Directions: Extract the full set of records that follows, word for word.

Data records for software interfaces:
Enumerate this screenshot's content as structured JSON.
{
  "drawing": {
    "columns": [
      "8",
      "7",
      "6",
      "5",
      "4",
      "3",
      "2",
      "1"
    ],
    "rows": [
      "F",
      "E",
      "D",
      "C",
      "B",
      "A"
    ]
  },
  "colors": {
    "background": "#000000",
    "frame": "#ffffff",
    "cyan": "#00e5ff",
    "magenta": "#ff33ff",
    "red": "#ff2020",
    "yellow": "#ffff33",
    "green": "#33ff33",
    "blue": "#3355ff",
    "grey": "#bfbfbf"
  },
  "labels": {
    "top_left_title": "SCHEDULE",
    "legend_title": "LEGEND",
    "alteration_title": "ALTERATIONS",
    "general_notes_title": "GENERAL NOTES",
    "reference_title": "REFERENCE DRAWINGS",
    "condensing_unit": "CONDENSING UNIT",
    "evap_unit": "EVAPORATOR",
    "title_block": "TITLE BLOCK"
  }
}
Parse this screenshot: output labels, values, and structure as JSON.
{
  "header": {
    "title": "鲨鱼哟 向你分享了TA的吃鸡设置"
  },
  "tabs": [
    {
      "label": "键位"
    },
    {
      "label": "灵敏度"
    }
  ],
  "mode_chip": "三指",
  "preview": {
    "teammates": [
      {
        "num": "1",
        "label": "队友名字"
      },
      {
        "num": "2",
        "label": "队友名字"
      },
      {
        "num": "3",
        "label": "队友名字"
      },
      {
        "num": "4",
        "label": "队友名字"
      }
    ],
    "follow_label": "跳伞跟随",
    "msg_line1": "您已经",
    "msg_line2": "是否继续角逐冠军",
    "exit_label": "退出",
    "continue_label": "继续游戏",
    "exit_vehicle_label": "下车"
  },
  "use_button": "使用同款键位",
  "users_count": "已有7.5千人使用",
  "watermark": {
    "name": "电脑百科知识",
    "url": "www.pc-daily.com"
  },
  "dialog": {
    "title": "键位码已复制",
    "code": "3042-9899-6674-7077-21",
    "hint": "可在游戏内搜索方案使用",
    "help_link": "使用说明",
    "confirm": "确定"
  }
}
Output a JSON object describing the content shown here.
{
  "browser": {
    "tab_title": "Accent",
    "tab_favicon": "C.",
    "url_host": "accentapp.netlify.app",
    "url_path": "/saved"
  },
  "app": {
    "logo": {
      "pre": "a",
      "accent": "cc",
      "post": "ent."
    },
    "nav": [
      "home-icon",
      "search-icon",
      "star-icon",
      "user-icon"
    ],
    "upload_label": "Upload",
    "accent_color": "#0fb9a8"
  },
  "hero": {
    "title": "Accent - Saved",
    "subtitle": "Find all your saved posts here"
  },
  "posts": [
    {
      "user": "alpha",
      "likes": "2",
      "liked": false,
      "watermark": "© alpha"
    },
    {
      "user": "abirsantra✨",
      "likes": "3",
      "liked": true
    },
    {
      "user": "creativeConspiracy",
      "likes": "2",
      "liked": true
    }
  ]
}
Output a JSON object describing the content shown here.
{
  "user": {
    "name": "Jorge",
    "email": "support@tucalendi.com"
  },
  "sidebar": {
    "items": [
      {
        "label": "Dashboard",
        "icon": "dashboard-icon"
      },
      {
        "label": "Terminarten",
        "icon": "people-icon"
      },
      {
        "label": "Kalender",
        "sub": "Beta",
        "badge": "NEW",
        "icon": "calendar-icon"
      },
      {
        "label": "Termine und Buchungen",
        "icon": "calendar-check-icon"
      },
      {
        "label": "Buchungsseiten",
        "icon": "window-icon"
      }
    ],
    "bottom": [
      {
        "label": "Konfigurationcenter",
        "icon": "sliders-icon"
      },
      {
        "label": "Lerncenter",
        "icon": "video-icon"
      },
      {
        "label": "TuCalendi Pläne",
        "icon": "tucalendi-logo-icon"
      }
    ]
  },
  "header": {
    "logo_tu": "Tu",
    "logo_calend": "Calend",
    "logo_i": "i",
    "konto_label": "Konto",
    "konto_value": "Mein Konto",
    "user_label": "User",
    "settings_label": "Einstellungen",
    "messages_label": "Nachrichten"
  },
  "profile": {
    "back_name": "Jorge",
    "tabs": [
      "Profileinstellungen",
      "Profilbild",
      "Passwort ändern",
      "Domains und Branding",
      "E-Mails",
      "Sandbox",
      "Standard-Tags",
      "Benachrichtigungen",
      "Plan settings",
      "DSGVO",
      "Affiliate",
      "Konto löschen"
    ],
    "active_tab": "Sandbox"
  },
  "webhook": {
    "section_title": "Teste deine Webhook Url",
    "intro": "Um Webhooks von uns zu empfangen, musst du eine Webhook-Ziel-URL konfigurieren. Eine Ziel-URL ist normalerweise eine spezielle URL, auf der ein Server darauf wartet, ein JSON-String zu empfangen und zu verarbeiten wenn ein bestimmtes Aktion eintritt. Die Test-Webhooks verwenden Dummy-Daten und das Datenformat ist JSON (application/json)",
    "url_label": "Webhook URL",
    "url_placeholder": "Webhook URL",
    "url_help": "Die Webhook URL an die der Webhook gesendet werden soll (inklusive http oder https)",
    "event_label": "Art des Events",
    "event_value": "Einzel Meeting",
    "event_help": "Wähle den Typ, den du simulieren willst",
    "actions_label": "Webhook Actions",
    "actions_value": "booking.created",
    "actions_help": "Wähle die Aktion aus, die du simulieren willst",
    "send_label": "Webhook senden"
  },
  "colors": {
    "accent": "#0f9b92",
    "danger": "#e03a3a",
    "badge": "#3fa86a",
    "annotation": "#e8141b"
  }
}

Answer section:
Enumerate this screenshot's content as structured JSON.
{
  "drawing": {
    "columns": [
      "8",
      "7",
      "6",
      "5",
      "4",
      "3",
      "2",
      "1"
    ],
    "rows": [
      "F",
      "E",
      "D",
      "C",
      "B",
      "A"
    ]
  },
  "colors": {
    "background": "#000000",
    "frame": "#ffffff",
    "cyan": "#00e5ff",
    "magenta": "#ff33ff",
    "red": "#ff2020",
    "yellow": "#ffff33",
    "green": "#33ff33",
    "blue": "#3355ff",
    "grey": "#bfbfbf"
  },
  "labels": {
    "top_left_title": "SCHEDULE",
    "legend_title": "LEGEND",
    "alteration_title": "ALTERATIONS",
    "general_notes_title": "GENERAL NOTES",
    "reference_title": "REFERENCE DRAWINGS",
    "condensing_unit": "CONDENSING UNIT",
    "evap_unit": "EVAPORATOR",
    "title_block": "TITLE BLOCK"
  }
}
Parse this screenshot: output labels, values, and structure as JSON.
{
  "header": {
    "title": "鲨鱼哟 向你分享了TA的吃鸡设置"
  },
  "tabs": [
    {
      "label": "键位"
    },
    {
      "label": "灵敏度"
    }
  ],
  "mode_chip": "三指",
  "preview": {
    "teammates": [
      {
        "num": "1",
        "label": "队友名字"
      },
      {
        "num": "2",
        "label": "队友名字"
      },
      {
        "num": "3",
        "label": "队友名字"
      },
      {
        "num": "4",
        "label": "队友名字"
      }
    ],
    "follow_label": "跳伞跟随",
    "msg_line1": "您已经",
    "msg_line2": "是否继续角逐冠军",
    "exit_label": "退出",
    "continue_label": "继续游戏",
    "exit_vehicle_label": "下车"
  },
  "use_button": "使用同款键位",
  "users_count": "已有7.5千人使用",
  "watermark": {
    "name": "电脑百科知识",
    "url": "www.pc-daily.com"
  },
  "dialog": {
    "title": "键位码已复制",
    "code": "3042-9899-6674-7077-21",
    "hint": "可在游戏内搜索方案使用",
    "help_link": "使用说明",
    "confirm": "确定"
  }
}
Output a JSON object describing the content shown here.
{
  "browser": {
    "tab_title": "Accent",
    "tab_favicon": "C.",
    "url_host": "accentapp.netlify.app",
    "url_path": "/saved"
  },
  "app": {
    "logo": {
      "pre": "a",
      "accent": "cc",
      "post": "ent."
    },
    "nav": [
      "home-icon",
      "search-icon",
      "star-icon",
      "user-icon"
    ],
    "upload_label": "Upload",
    "accent_color": "#0fb9a8"
  },
  "hero": {
    "title": "Accent - Saved",
    "subtitle": "Find all your saved posts here"
  },
  "posts": [
    {
      "user": "alpha",
      "likes": "2",
      "liked": false,
      "watermark": "© alpha"
    },
    {
      "user": "abirsantra✨",
      "likes": "3",
      "liked": true
    },
    {
      "user": "creativeConspiracy",
      "likes": "2",
      "liked": true
    }
  ]
}
Output a JSON object describing the content shown here.
{
  "user": {
    "name": "Jorge",
    "email": "support@tucalendi.com"
  },
  "sidebar": {
    "items": [
      {
        "label": "Dashboard",
        "icon": "dashboard-icon"
      },
      {
        "label": "Terminarten",
        "icon": "people-icon"
      },
      {
        "label": "Kalender",
        "sub": "Beta",
        "badge": "NEW",
        "icon": "calendar-icon"
      },
      {
        "label": "Termine und Buchungen",
        "icon": "calendar-check-icon"
      },
      {
        "label": "Buchungsseiten",
        "icon": "window-icon"
      }
    ],
    "bottom": [
      {
        "label": "Konfigurationcenter",
        "icon": "sliders-icon"
      },
      {
        "label": "Lerncenter",
        "icon": "video-icon"
      },
      {
        "label": "TuCalendi Pläne",
        "icon": "tucalendi-logo-icon"
      }
    ]
  },
  "header": {
    "logo_tu": "Tu",
    "logo_calend": "Calend",
    "logo_i": "i",
    "konto_label": "Konto",
    "konto_value": "Mein Konto",
    "user_label": "User",
    "settings_label": "Einstellungen",
    "messages_label": "Nachrichten"
  },
  "profile": {
    "back_name": "Jorge",
    "tabs": [
      "Profileinstellungen",
      "Profilbild",
      "Passwort ändern",
      "Domains und Branding",
      "E-Mails",
      "Sandbox",
      "Standard-Tags",
      "Benachrichtigungen",
      "Plan settings",
      "DSGVO",
      "Affiliate",
      "Konto löschen"
    ],
    "active_tab": "Sandbox"
  },
  "webhook": {
    "section_title": "Teste deine Webhook Url",
    "intro": "Um Webhooks von uns zu empfangen, musst du eine Webhook-Ziel-URL konfigurieren. Eine Ziel-URL ist normalerweise eine spezielle URL, auf der ein Server darauf wartet, ein JSON-String zu empfangen und zu verarbeiten wenn ein bestimmtes Aktion eintritt. Die Test-Webhooks verwenden Dummy-Daten und das Datenformat ist JSON (application/json)",
    "url_label": "Webhook URL",
    "url_placeholder": "Webhook URL",
    "url_help": "Die Webhook URL an die der Webhook gesendet werden soll (inklusive http oder https)",
    "event_label": "Art des Events",
    "event_value": "Einzel Meeting",
    "event_help": "Wähle den Typ, den du simulieren willst",
    "actions_label": "Webhook Actions",
    "actions_value": "booking.created",
    "actions_help": "Wähle die Aktion aus, die du simulieren willst",
    "send_label": "Webhook senden"
  },
  "colors": {
    "accent": "#0f9b92",
    "danger": "#e03a3a",
    "badge": "#3fa86a",
    "annotation": "#e8141b"
  }
}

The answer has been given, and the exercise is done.